[Data shown]

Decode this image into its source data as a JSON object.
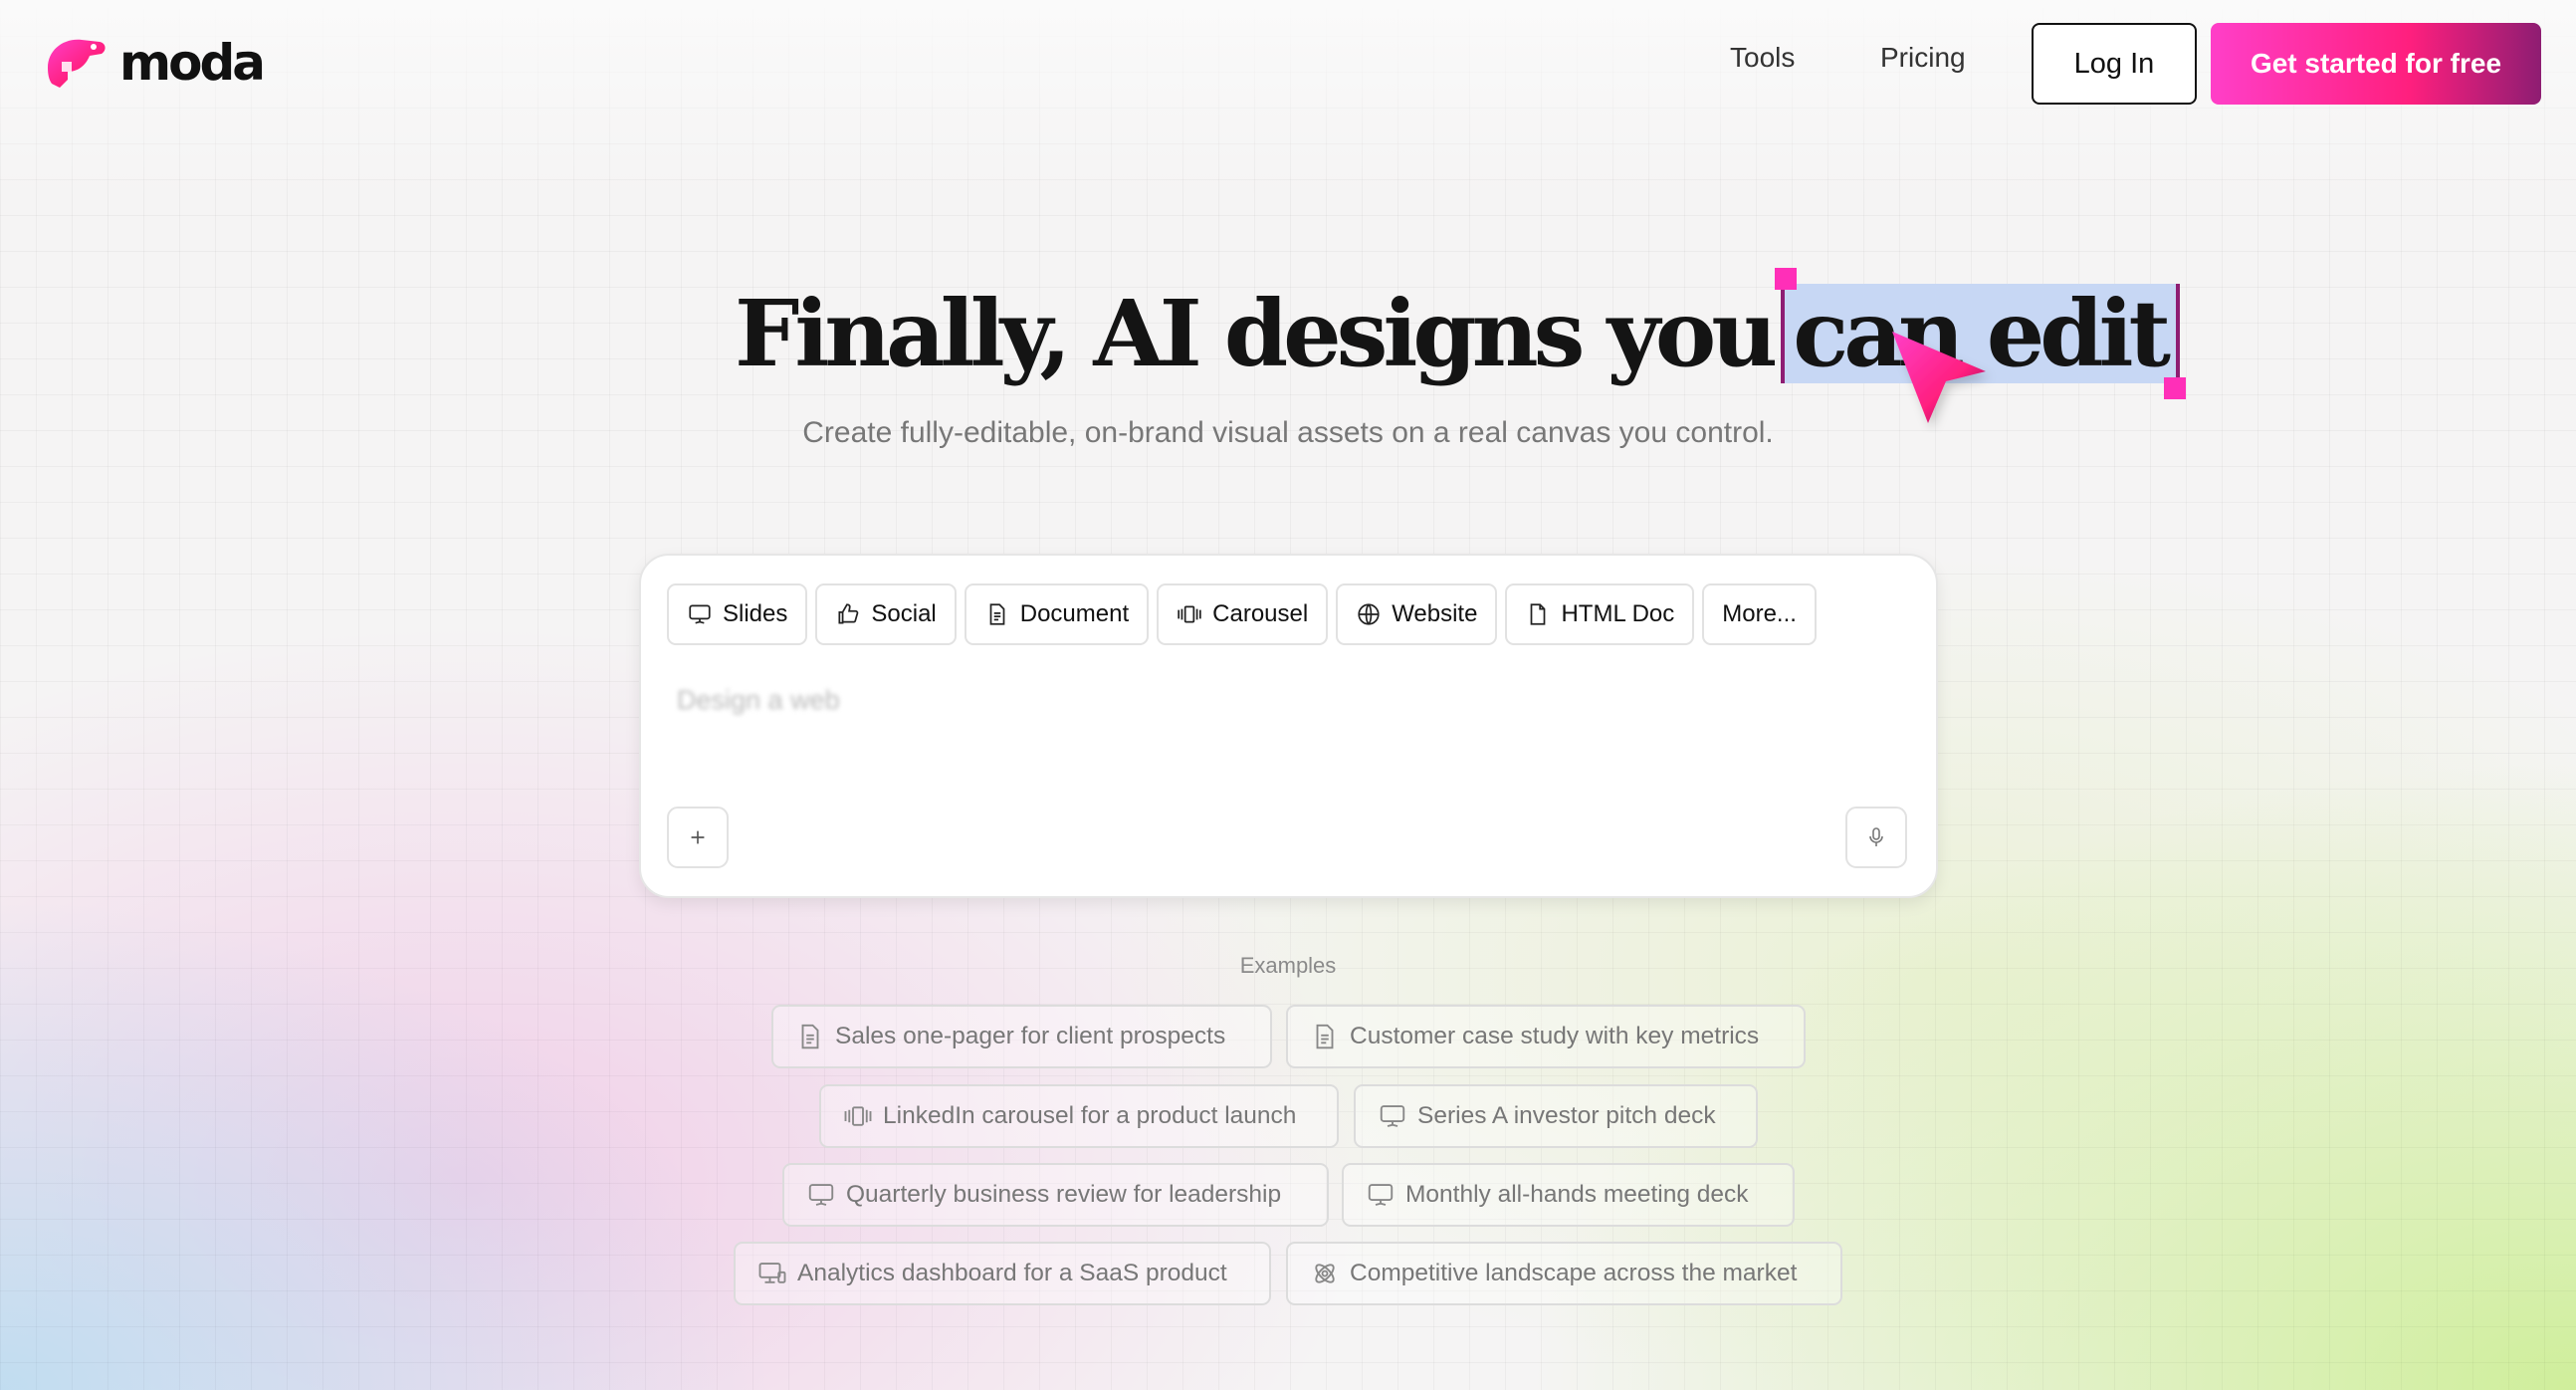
{
  "header": {
    "logo_text": "moda",
    "nav": [
      {
        "label": "Tools"
      },
      {
        "label": "Pricing"
      }
    ],
    "login_label": "Log In",
    "cta_label": "Get started for free"
  },
  "hero": {
    "headline_prefix": "Finally, AI designs you",
    "headline_highlight": "can edit",
    "subhead": "Create fully-editable, on-brand visual assets on a real canvas you control."
  },
  "prompt": {
    "chips": [
      {
        "label": "Slides",
        "icon": "slides-icon"
      },
      {
        "label": "Social",
        "icon": "thumbs-up-icon"
      },
      {
        "label": "Document",
        "icon": "document-icon"
      },
      {
        "label": "Carousel",
        "icon": "carousel-icon"
      },
      {
        "label": "Website",
        "icon": "globe-icon"
      },
      {
        "label": "HTML Doc",
        "icon": "file-icon"
      },
      {
        "label": "More..."
      }
    ],
    "placeholder": "Design a web",
    "add_icon": "plus-icon",
    "mic_icon": "microphone-icon"
  },
  "examples": {
    "label": "Examples",
    "items": [
      {
        "label": "Sales one-pager for client prospects",
        "icon": "document-icon"
      },
      {
        "label": "Customer case study with key metrics",
        "icon": "document-icon"
      },
      {
        "label": "LinkedIn carousel for a product launch",
        "icon": "carousel-icon"
      },
      {
        "label": "Series A investor pitch deck",
        "icon": "slides-icon"
      },
      {
        "label": "Quarterly business review for leadership",
        "icon": "slides-icon"
      },
      {
        "label": "Monthly all-hands meeting deck",
        "icon": "slides-icon"
      },
      {
        "label": "Analytics dashboard for a SaaS product",
        "icon": "devices-icon"
      },
      {
        "label": "Competitive landscape across the market",
        "icon": "atom-icon"
      }
    ]
  },
  "colors": {
    "brand_pink": "#ff2fb8",
    "brand_plum": "#8e1d72",
    "highlight": "#c7d7f4"
  }
}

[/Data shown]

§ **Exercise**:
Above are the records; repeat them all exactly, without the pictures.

§ **Response to this exercise**:
Decode this image into its source data as a JSON object.
{
  "header": {
    "logo_text": "moda",
    "nav": [
      {
        "label": "Tools"
      },
      {
        "label": "Pricing"
      }
    ],
    "login_label": "Log In",
    "cta_label": "Get started for free"
  },
  "hero": {
    "headline_prefix": "Finally, AI designs you",
    "headline_highlight": "can edit",
    "subhead": "Create fully-editable, on-brand visual assets on a real canvas you control."
  },
  "prompt": {
    "chips": [
      {
        "label": "Slides",
        "icon": "slides-icon"
      },
      {
        "label": "Social",
        "icon": "thumbs-up-icon"
      },
      {
        "label": "Document",
        "icon": "document-icon"
      },
      {
        "label": "Carousel",
        "icon": "carousel-icon"
      },
      {
        "label": "Website",
        "icon": "globe-icon"
      },
      {
        "label": "HTML Doc",
        "icon": "file-icon"
      },
      {
        "label": "More..."
      }
    ],
    "placeholder": "Design a web",
    "add_icon": "plus-icon",
    "mic_icon": "microphone-icon"
  },
  "examples": {
    "label": "Examples",
    "items": [
      {
        "label": "Sales one-pager for client prospects",
        "icon": "document-icon"
      },
      {
        "label": "Customer case study with key metrics",
        "icon": "document-icon"
      },
      {
        "label": "LinkedIn carousel for a product launch",
        "icon": "carousel-icon"
      },
      {
        "label": "Series A investor pitch deck",
        "icon": "slides-icon"
      },
      {
        "label": "Quarterly business review for leadership",
        "icon": "slides-icon"
      },
      {
        "label": "Monthly all-hands meeting deck",
        "icon": "slides-icon"
      },
      {
        "label": "Analytics dashboard for a SaaS product",
        "icon": "devices-icon"
      },
      {
        "label": "Competitive landscape across the market",
        "icon": "atom-icon"
      }
    ]
  },
  "colors": {
    "brand_pink": "#ff2fb8",
    "brand_plum": "#8e1d72",
    "highlight": "#c7d7f4"
  }
}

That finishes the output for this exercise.